**WHAT THE TASK ASKS:** So that the copy matches the original, write out every entry exactly.

**DATA EXTRACTS:**
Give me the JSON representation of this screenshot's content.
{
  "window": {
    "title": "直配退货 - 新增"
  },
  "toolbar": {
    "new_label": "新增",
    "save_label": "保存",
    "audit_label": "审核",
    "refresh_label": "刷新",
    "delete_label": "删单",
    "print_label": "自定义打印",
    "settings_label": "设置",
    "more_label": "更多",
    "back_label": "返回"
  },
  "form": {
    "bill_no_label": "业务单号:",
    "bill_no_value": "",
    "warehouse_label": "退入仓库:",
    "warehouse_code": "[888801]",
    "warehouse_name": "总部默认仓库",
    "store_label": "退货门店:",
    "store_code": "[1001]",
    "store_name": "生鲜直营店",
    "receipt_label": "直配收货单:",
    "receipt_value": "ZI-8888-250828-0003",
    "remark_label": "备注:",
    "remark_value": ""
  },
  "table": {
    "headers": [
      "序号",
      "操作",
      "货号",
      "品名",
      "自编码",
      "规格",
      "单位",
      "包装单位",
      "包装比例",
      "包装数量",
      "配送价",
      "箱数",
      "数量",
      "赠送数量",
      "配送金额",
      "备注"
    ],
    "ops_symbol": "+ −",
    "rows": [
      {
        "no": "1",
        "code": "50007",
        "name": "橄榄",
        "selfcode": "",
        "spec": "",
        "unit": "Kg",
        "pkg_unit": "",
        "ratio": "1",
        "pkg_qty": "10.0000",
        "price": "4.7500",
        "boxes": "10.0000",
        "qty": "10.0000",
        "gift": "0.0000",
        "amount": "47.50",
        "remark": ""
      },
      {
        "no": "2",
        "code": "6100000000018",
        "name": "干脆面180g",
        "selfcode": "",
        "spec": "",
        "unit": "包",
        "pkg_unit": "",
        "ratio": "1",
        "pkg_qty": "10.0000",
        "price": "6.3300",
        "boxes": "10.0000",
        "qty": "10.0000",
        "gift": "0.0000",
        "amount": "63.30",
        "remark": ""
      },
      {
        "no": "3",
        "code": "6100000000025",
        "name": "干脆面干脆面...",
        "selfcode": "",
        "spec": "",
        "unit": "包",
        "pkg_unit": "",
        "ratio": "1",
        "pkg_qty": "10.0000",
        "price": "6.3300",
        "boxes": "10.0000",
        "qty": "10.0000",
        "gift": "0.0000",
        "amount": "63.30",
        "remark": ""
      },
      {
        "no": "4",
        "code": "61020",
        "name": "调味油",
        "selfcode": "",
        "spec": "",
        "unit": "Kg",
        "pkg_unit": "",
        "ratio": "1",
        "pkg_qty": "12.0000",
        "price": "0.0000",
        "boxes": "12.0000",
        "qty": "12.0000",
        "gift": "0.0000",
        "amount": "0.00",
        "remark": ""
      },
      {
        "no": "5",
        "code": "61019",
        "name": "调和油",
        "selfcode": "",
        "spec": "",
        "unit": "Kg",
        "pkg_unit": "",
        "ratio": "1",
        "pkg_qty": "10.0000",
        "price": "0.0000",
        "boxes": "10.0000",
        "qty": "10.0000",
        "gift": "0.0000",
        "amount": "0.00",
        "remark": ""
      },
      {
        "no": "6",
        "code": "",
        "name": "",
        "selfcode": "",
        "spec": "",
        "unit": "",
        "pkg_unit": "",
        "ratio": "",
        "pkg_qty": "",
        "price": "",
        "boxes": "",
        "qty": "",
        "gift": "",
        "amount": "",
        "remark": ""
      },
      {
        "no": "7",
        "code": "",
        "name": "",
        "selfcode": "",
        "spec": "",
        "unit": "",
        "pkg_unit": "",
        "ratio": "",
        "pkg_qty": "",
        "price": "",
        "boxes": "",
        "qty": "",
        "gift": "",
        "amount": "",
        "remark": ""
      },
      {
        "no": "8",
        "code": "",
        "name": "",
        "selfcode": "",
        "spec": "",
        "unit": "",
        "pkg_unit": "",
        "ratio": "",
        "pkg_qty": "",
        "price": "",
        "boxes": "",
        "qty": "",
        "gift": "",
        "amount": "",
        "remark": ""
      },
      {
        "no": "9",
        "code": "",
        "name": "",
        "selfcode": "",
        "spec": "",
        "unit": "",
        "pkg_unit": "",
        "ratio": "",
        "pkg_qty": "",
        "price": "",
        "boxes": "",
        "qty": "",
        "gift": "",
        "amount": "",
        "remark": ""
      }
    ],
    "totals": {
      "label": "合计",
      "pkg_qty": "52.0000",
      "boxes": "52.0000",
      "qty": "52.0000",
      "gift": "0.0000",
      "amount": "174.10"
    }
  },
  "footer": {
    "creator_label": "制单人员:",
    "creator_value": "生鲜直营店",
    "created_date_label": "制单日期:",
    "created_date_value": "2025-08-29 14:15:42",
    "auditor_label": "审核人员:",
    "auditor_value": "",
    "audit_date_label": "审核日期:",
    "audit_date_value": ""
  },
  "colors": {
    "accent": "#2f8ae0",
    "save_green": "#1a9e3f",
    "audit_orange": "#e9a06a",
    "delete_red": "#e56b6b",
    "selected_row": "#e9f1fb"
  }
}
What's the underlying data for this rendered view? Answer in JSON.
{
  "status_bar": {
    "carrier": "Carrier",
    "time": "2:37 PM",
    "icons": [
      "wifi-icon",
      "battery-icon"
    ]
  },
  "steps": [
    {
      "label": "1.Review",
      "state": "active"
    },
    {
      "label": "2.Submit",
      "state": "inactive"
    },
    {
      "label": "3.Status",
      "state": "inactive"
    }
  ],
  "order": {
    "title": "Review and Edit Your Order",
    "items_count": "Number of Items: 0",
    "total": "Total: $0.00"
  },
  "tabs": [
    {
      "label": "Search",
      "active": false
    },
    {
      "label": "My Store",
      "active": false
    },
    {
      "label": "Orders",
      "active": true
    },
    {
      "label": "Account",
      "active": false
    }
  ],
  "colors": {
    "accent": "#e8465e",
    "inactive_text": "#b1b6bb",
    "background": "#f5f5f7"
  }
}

**PROBLEM SOLUTION:**
Give me the JSON representation of this screenshot's content.
{
  "window": {
    "title": "直配退货 - 新增"
  },
  "toolbar": {
    "new_label": "新增",
    "save_label": "保存",
    "audit_label": "审核",
    "refresh_label": "刷新",
    "delete_label": "删单",
    "print_label": "自定义打印",
    "settings_label": "设置",
    "more_label": "更多",
    "back_label": "返回"
  },
  "form": {
    "bill_no_label": "业务单号:",
    "bill_no_value": "",
    "warehouse_label": "退入仓库:",
    "warehouse_code": "[888801]",
    "warehouse_name": "总部默认仓库",
    "store_label": "退货门店:",
    "store_code": "[1001]",
    "store_name": "生鲜直营店",
    "receipt_label": "直配收货单:",
    "receipt_value": "ZI-8888-250828-0003",
    "remark_label": "备注:",
    "remark_value": ""
  },
  "table": {
    "headers": [
      "序号",
      "操作",
      "货号",
      "品名",
      "自编码",
      "规格",
      "单位",
      "包装单位",
      "包装比例",
      "包装数量",
      "配送价",
      "箱数",
      "数量",
      "赠送数量",
      "配送金额",
      "备注"
    ],
    "ops_symbol": "+ −",
    "rows": [
      {
        "no": "1",
        "code": "50007",
        "name": "橄榄",
        "selfcode": "",
        "spec": "",
        "unit": "Kg",
        "pkg_unit": "",
        "ratio": "1",
        "pkg_qty": "10.0000",
        "price": "4.7500",
        "boxes": "10.0000",
        "qty": "10.0000",
        "gift": "0.0000",
        "amount": "47.50",
        "remark": ""
      },
      {
        "no": "2",
        "code": "6100000000018",
        "name": "干脆面180g",
        "selfcode": "",
        "spec": "",
        "unit": "包",
        "pkg_unit": "",
        "ratio": "1",
        "pkg_qty": "10.0000",
        "price": "6.3300",
        "boxes": "10.0000",
        "qty": "10.0000",
        "gift": "0.0000",
        "amount": "63.30",
        "remark": ""
      },
      {
        "no": "3",
        "code": "6100000000025",
        "name": "干脆面干脆面...",
        "selfcode": "",
        "spec": "",
        "unit": "包",
        "pkg_unit": "",
        "ratio": "1",
        "pkg_qty": "10.0000",
        "price": "6.3300",
        "boxes": "10.0000",
        "qty": "10.0000",
        "gift": "0.0000",
        "amount": "63.30",
        "remark": ""
      },
      {
        "no": "4",
        "code": "61020",
        "name": "调味油",
        "selfcode": "",
        "spec": "",
        "unit": "Kg",
        "pkg_unit": "",
        "ratio": "1",
        "pkg_qty": "12.0000",
        "price": "0.0000",
        "boxes": "12.0000",
        "qty": "12.0000",
        "gift": "0.0000",
        "amount": "0.00",
        "remark": ""
      },
      {
        "no": "5",
        "code": "61019",
        "name": "调和油",
        "selfcode": "",
        "spec": "",
        "unit": "Kg",
        "pkg_unit": "",
        "ratio": "1",
        "pkg_qty": "10.0000",
        "price": "0.0000",
        "boxes": "10.0000",
        "qty": "10.0000",
        "gift": "0.0000",
        "amount": "0.00",
        "remark": ""
      },
      {
        "no": "6",
        "code": "",
        "name": "",
        "selfcode": "",
        "spec": "",
        "unit": "",
        "pkg_unit": "",
        "ratio": "",
        "pkg_qty": "",
        "price": "",
        "boxes": "",
        "qty": "",
        "gift": "",
        "amount": "",
        "remark": ""
      },
      {
        "no": "7",
        "code": "",
        "name": "",
        "selfcode": "",
        "spec": "",
        "unit": "",
        "pkg_unit": "",
        "ratio": "",
        "pkg_qty": "",
        "price": "",
        "boxes": "",
        "qty": "",
        "gift": "",
        "amount": "",
        "remark": ""
      },
      {
        "no": "8",
        "code": "",
        "name": "",
        "selfcode": "",
        "spec": "",
        "unit": "",
        "pkg_unit": "",
        "ratio": "",
        "pkg_qty": "",
        "price": "",
        "boxes": "",
        "qty": "",
        "gift": "",
        "amount": "",
        "remark": ""
      },
      {
        "no": "9",
        "code": "",
        "name": "",
        "selfcode": "",
        "spec": "",
        "unit": "",
        "pkg_unit": "",
        "ratio": "",
        "pkg_qty": "",
        "price": "",
        "boxes": "",
        "qty": "",
        "gift": "",
        "amount": "",
        "remark": ""
      }
    ],
    "totals": {
      "label": "合计",
      "pkg_qty": "52.0000",
      "boxes": "52.0000",
      "qty": "52.0000",
      "gift": "0.0000",
      "amount": "174.10"
    }
  },
  "footer": {
    "creator_label": "制单人员:",
    "creator_value": "生鲜直营店",
    "created_date_label": "制单日期:",
    "created_date_value": "2025-08-29 14:15:42",
    "auditor_label": "审核人员:",
    "auditor_value": "",
    "audit_date_label": "审核日期:",
    "audit_date_value": ""
  },
  "colors": {
    "accent": "#2f8ae0",
    "save_green": "#1a9e3f",
    "audit_orange": "#e9a06a",
    "delete_red": "#e56b6b",
    "selected_row": "#e9f1fb"
  }
}
What's the underlying data for this rendered view? Answer in JSON.
{
  "status_bar": {
    "carrier": "Carrier",
    "time": "2:37 PM",
    "icons": [
      "wifi-icon",
      "battery-icon"
    ]
  },
  "steps": [
    {
      "label": "1.Review",
      "state": "active"
    },
    {
      "label": "2.Submit",
      "state": "inactive"
    },
    {
      "label": "3.Status",
      "state": "inactive"
    }
  ],
  "order": {
    "title": "Review and Edit Your Order",
    "items_count": "Number of Items: 0",
    "total": "Total: $0.00"
  },
  "tabs": [
    {
      "label": "Search",
      "active": false
    },
    {
      "label": "My Store",
      "active": false
    },
    {
      "label": "Orders",
      "active": true
    },
    {
      "label": "Account",
      "active": false
    }
  ],
  "colors": {
    "accent": "#e8465e",
    "inactive_text": "#b1b6bb",
    "background": "#f5f5f7"
  }
}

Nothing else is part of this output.